Talking about upgrades, he recommended looking at sound cards, despite not having any in stock, saying it would improve sound quality. I wasn’t overawed by the sales environment and although the helper had given me some good information, the lack of an offer to demonstrate the other units was disappointing. I didn’t feel he had given any good reason to buy from them. In this competitive area of London the visit was easily forgettable.
Following my request for help with speakers and surround sound, one staff member recommended the Logitech X530 for £49.99 (£20 off the original price). He also mentioned the Sony 2.1 system, but said that the 5.1 set up would give me a better experience.
After asking if the store stocked anything better he showed me the Bose speakers, adding that they didn’t have any 5.1 in stock. He talked around the range but didn’t mention the 5.1 recreation on the Companion 5. He then gave me a demo with a difference, playing the music quietly, then turning it up to a good demo volume for a few seconds before nervously looking around for his manager, who would apparently disapprove.
Asking if he would recommend a good 2.1 Bose or an average (based on price) Logitech 5.1, Vitor responded with the Logitech due to the surround sound experience, adding that when he watches films at home in 2.1 it just doesn’t compare.
The assistant had been helpful and honest by not just pushing the expensive Bose. The ridiculous demo stood out, however. For the sales staff to be nervous about turning up the volume to make a sale, it renders the dedicated demo wall pointless.
After asking for a 5.1 solution I was again led to the Companion 5. To the average customer this would have been confusing as there was no mention of the 5.1 recreation feature. I asked why I was being shown a model with two speakers and a sub when I had asked about 5.1 and was soon shown the Edifier M1550 small 5.1 speakers for £69.99.
I asked which he would recommend and he said the Bose Companion 5, but warned it cost over £300. I then mentioned upgrades and after hinting at a card, either sound or video, the salesman showed me the FPS benchmarking of Resident Evil 5 for gaming, and continuously mentioned benefits for watching HD videos. However even when asked how I can get HD videos, he didn’t give any solutions, such as Blu-Ray. On leaving I was told that he would be able to cut the price of Companion 5 by ten per cent.
Despite the salesman trying to be helpful there were points that let him down on this average visit. My first impressions were poor when he talked about the Companion 5 in response to surround sound without mentioning the 5.1 recreation feature. Also the lack of a demo without request disappointed, as did the failure to guide me on HD.
None of the visits were even bordering on being perfect. This surprised me considering the amount of competition between the numerous stores on Tottenham Court Road and Oxford Street.
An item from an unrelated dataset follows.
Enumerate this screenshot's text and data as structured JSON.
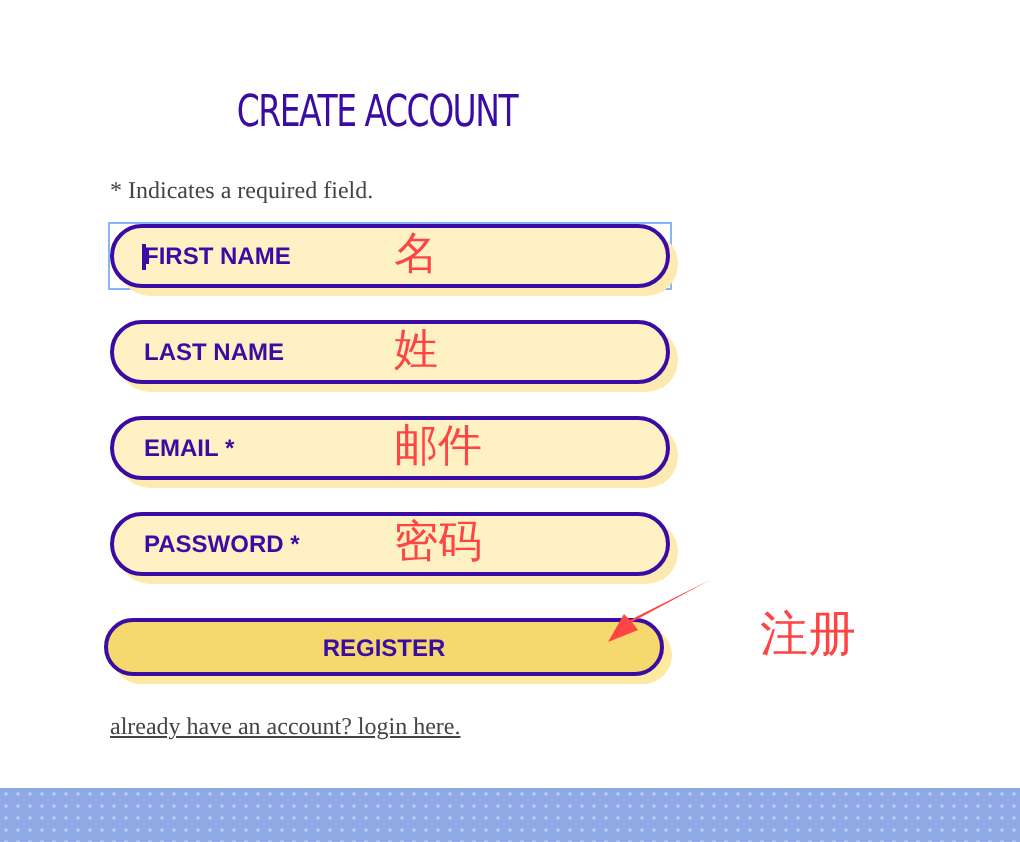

The theme of the day seemed to be poor demonstrations, with Selfridges and PNR needing me to request a demo, confusion in Currys Digital, poor content in John Lewis, just one demonstration in Micro Anvika and a fear of loud volumes in PC World.
I was also surprised by there being no mention of Blu-ray. With such an emphasis on watching movies throughout the visits, and the fact I asked about upgrades to improve the experience, I expected adding a Blu-ray drive to be recommended.
The difference was made in the sales approach and confidence, as the stores’ knowledge levels were similar in that it was good but often missed a few details. Currys Digital and John Lewis provided the best experience with demonstrations being given without needing to ask and the sales staff being helpful and confident.